obtained at Sof in the south of Kashmir ; good limestone is available

in large quantities ; gypsum is abundant ; and a recent discovery of

gold has been made at Gulmarg, the chief summer resort of European

visitors to Kashmir.


The industries connected with sericulture, oil-pressing, and the

manufacture of wine and brandy have already been mentioned, but

the State is still more celebrated for its arts. The

manufactures most mi P ortant OI " these is described in the article
on Srinagar, but other places also possess consider-
able reputation for various classes. Wood-carving is practised at many
places, and that turned out at Bijbihara is especially noted. The work
is artistic, but suffers from the fact that the Kashmiri is a bad carpenter.
Lacquered wood-work is produced at Kulgam. Woollen cloth (pattii)
is woven all over the State, the best work being produced in the north,
while the finished product of the south is especially famous. Blankets
are made in many places, and .sometimes fetch Rs. 25 a piece. The
blacksmiths are very skilful, and some have been able to make surgical
instruments and repair gun-locks. The city of Srinagar is noted for
its silver, copper, wood-carving, and lacquer. The shawl and paper
industries are almost extinct, but many of the shawl-workers have
become expert weavers of carpets or have taken to embroidering felts.
Good embroidery is also turned out at Islamabad. An industry started
very recently, in connexion with the development of sericulture, is the
weaving of silk cloth. In 1906 about 100 looms of improved pattern
were imported and set up.

Up to quite recent times Kashmir was almost a self-supporting

country, and the chief imports — piece-goods, metals, salt, sugar, tea, and

tobacco — were of modest dimensions. Before the

.\ e opening of the cart-road from Rawalpindi to Bara-

mula in 1890, the trade was carried by Kashmiris

who went down every winter to work in the Punjab, and brought

back domestic requisites, or by the professional muleteers, or by

Punjabi bullock-drivers. There were three trade routes. The most

direct crossed the Banihal pass and ran to Jammu, the railway terminus ;

the most popular route followed the old imperial road over the Pir

Panjal, reaching the railway at Gujrat ; and the third was known as the

Jhelum valley road, which is now the cart-road and the main line of

communication with the Punjab.

In 1892-3 the total imports from India were valued at 48-7 lakhs.
In 1902-3 the imports reached 118 lakhs, but the trade of that and
later years was greatly impaired by the prevalence of plague in the
Punjab.

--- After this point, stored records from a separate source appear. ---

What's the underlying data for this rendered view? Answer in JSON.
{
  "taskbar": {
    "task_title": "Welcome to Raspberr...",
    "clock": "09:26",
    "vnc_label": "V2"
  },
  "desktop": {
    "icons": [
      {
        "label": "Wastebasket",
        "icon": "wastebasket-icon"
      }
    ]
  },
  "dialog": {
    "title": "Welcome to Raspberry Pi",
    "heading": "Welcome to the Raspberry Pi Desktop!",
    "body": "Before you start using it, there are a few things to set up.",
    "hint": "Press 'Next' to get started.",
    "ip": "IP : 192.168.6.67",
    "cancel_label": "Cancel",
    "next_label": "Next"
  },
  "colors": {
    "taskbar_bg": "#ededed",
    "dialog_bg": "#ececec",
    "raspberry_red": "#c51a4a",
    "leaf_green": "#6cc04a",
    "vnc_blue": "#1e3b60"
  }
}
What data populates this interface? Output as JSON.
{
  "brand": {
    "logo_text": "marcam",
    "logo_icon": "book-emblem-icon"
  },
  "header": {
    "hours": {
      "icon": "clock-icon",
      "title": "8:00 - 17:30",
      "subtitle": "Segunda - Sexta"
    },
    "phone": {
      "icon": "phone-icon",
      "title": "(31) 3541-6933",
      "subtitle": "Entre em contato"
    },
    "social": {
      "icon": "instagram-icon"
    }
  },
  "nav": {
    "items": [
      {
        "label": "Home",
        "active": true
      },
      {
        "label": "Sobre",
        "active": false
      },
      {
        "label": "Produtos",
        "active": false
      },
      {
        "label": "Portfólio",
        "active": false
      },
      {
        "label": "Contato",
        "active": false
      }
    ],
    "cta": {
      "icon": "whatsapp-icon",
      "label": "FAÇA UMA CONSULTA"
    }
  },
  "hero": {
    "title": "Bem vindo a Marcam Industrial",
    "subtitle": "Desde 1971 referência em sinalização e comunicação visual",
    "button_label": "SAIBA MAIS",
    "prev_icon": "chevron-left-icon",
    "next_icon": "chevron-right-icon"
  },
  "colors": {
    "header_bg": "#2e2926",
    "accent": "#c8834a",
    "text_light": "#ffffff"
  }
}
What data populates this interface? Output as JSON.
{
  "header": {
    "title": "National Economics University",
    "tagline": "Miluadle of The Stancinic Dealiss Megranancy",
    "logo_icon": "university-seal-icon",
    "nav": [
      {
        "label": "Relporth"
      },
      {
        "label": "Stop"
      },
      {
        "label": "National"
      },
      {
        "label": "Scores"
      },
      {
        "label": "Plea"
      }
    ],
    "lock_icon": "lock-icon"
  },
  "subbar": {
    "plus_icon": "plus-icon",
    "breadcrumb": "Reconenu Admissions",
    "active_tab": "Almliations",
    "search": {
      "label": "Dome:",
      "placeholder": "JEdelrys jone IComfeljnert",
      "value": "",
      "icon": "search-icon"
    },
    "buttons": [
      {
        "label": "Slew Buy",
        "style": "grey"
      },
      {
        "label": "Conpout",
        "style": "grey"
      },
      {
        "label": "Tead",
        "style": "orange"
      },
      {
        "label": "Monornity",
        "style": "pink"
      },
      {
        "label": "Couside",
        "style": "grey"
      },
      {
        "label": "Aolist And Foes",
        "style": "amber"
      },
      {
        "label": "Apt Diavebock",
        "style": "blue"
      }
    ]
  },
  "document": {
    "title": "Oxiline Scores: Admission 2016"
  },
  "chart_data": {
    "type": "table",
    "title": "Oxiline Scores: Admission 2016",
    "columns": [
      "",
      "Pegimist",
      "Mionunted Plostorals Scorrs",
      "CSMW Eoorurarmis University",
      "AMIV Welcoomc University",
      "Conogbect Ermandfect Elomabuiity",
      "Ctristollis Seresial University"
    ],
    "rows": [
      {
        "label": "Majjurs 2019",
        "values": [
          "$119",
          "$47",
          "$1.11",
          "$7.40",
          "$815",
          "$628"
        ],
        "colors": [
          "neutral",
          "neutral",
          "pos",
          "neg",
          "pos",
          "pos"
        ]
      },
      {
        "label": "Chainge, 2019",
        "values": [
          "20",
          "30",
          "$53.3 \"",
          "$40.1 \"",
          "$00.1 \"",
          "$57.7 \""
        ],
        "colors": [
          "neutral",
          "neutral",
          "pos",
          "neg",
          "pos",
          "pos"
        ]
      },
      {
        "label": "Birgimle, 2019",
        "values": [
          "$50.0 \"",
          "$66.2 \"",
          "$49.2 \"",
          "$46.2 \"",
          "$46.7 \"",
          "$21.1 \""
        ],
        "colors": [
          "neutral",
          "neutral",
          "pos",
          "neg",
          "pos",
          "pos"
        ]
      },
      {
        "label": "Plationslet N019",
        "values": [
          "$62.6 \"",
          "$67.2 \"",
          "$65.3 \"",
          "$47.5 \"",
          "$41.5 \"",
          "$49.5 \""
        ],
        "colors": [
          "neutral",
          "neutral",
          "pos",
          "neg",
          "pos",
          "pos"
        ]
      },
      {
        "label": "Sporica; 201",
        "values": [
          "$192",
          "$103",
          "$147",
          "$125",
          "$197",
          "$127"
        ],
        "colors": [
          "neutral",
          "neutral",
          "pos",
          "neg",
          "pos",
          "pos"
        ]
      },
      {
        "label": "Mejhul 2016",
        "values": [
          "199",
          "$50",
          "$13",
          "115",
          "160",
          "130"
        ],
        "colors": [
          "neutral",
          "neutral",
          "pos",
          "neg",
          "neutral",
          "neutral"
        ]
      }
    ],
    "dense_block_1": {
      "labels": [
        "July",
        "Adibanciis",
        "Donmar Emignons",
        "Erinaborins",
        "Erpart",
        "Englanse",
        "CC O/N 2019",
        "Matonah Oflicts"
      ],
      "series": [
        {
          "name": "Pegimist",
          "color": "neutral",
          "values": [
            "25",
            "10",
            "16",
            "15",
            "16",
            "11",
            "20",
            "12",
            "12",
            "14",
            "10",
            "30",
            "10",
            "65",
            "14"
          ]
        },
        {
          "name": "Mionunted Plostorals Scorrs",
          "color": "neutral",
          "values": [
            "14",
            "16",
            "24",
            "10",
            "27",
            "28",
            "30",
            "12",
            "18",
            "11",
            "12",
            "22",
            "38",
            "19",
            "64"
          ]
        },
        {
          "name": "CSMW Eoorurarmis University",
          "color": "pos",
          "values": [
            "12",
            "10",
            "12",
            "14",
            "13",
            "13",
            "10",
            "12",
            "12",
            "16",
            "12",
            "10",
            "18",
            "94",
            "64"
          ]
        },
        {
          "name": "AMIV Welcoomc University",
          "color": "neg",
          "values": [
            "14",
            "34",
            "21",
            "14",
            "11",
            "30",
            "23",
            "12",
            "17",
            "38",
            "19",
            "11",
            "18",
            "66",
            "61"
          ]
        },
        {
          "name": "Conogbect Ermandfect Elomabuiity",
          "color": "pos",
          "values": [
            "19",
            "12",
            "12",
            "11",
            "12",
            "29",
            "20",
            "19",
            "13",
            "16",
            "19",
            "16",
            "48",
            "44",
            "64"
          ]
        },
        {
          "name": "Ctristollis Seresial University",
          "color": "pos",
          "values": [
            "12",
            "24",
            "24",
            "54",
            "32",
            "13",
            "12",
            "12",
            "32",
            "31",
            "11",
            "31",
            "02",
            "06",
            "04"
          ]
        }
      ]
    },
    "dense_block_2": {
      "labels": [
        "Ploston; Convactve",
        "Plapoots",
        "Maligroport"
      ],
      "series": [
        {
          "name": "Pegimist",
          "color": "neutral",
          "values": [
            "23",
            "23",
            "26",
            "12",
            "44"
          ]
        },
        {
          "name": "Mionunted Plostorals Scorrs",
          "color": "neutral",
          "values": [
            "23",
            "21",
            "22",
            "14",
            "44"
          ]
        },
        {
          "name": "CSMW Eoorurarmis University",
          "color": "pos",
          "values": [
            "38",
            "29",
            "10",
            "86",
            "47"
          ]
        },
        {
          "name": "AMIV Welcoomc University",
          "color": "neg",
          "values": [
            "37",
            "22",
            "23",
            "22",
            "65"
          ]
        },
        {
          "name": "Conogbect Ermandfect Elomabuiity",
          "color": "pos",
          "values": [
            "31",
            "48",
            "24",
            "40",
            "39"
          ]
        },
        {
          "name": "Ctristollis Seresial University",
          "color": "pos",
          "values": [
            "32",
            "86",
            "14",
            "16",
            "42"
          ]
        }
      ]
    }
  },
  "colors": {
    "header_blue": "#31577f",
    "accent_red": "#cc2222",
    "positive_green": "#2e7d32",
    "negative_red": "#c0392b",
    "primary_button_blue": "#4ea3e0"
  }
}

In 1904-5 the total value was 115 lakhs. The table on the
next page shows the value of the more important imports in the years
chosen for comparison.

There can be little doubt that Kashmir has increased enormously
in prosperity of late years. The land revenue settlement has turned
the agricultural classes from serfs into well-to-do peasants, and their
wealth is reflected in their increased purchases. The increase in the



import of salt is especially satisfactory, as in 1892 it was shown that the
annual average of consumption in Kashmir was exactly half of that
prevailing in the Punjab.







Piece-goods : —

European ....



35,9 2 ,556

Indian .....

2 1,572



Metals : —

Brass and copper




Iron .....





4> 8 3>293



Sugar : —

Refined .....




Unrefined ....




Tea : —

Indian .....




Foreign .....




Tobacco .....

J, 01, 253



Petroleum .....




In 1892-3 the total exports were valued at 53-3 lakhs. In 1902-3
the value reached 99-6 lakhs, and in 1904-5, 192 lakhs.

The following table shows the value of the more important exports
in the years selected : —







Drugs, not intoxicating



5,78,4 2 5

Dves . .....




Fruits ......


4,5 8 »7 02






Skins ......








Linseed .....





Manufactured piece-goods

5,9 M39



Shawls .....

2»i9, 2 75



The value of fruits exported is increasing steadily, and would expand
further with more rapid communications. Ghl also is a very important

Online LibraryGreat Britain. India OfficeImperial gazetteer of India .. (Volume 15) → online text (page 16 of 50)